● **Goal of the exercise**
Write out the data exactly, keeping every line.

● **Web page and app entries**
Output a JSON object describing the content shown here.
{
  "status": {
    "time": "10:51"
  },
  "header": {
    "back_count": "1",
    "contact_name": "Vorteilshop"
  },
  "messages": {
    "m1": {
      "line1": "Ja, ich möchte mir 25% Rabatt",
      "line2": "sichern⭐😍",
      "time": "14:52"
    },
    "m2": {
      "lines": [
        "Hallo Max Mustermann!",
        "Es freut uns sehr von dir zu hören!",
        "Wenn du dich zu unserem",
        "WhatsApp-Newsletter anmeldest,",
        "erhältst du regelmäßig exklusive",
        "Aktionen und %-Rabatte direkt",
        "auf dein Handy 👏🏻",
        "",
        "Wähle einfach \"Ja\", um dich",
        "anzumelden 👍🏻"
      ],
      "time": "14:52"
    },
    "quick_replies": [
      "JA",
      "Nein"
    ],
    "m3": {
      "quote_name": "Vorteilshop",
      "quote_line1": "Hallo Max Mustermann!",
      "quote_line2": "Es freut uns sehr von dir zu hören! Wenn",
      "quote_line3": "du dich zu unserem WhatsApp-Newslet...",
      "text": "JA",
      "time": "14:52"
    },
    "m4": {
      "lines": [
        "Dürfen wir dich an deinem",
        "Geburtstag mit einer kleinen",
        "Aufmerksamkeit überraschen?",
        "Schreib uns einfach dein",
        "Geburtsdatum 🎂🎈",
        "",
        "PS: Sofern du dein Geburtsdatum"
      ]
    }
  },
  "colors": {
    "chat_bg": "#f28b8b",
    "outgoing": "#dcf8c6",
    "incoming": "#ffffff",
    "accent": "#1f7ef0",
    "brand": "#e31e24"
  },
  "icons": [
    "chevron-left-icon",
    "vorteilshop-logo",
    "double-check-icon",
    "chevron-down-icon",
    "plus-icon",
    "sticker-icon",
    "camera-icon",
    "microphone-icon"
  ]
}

● **Response below**
Output a JSON object describing the content shown here.
{
  "status": {
    "time": "10:51"
  },
  "header": {
    "back_count": "1",
    "contact_name": "Vorteilshop"
  },
  "messages": {
    "m1": {
      "line1": "Ja, ich möchte mir 25% Rabatt",
      "line2": "sichern⭐😍",
      "time": "14:52"
    },
    "m2": {
      "lines": [
        "Hallo Max Mustermann!",
        "Es freut uns sehr von dir zu hören!",
        "Wenn du dich zu unserem",
        "WhatsApp-Newsletter anmeldest,",
        "erhältst du regelmäßig exklusive",
        "Aktionen und %-Rabatte direkt",
        "auf dein Handy 👏🏻",
        "",
        "Wähle einfach \"Ja\", um dich",
        "anzumelden 👍🏻"
      ],
      "time": "14:52"
    },
    "quick_replies": [
      "JA",
      "Nein"
    ],
    "m3": {
      "quote_name": "Vorteilshop",
      "quote_line1": "Hallo Max Mustermann!",
      "quote_line2": "Es freut uns sehr von dir zu hören! Wenn",
      "quote_line3": "du dich zu unserem WhatsApp-Newslet...",
      "text": "JA",
      "time": "14:52"
    },
    "m4": {
      "lines": [
        "Dürfen wir dich an deinem",
        "Geburtstag mit einer kleinen",
        "Aufmerksamkeit überraschen?",
        "Schreib uns einfach dein",
        "Geburtsdatum 🎂🎈",
        "",
        "PS: Sofern du dein Geburtsdatum"
      ]
    }
  },
  "colors": {
    "chat_bg": "#f28b8b",
    "outgoing": "#dcf8c6",
    "incoming": "#ffffff",
    "accent": "#1f7ef0",
    "brand": "#e31e24"
  },
  "icons": [
    "chevron-left-icon",
    "vorteilshop-logo",
    "double-check-icon",
    "chevron-down-icon",
    "plus-icon",
    "sticker-icon",
    "camera-icon",
    "microphone-icon"
  ]
}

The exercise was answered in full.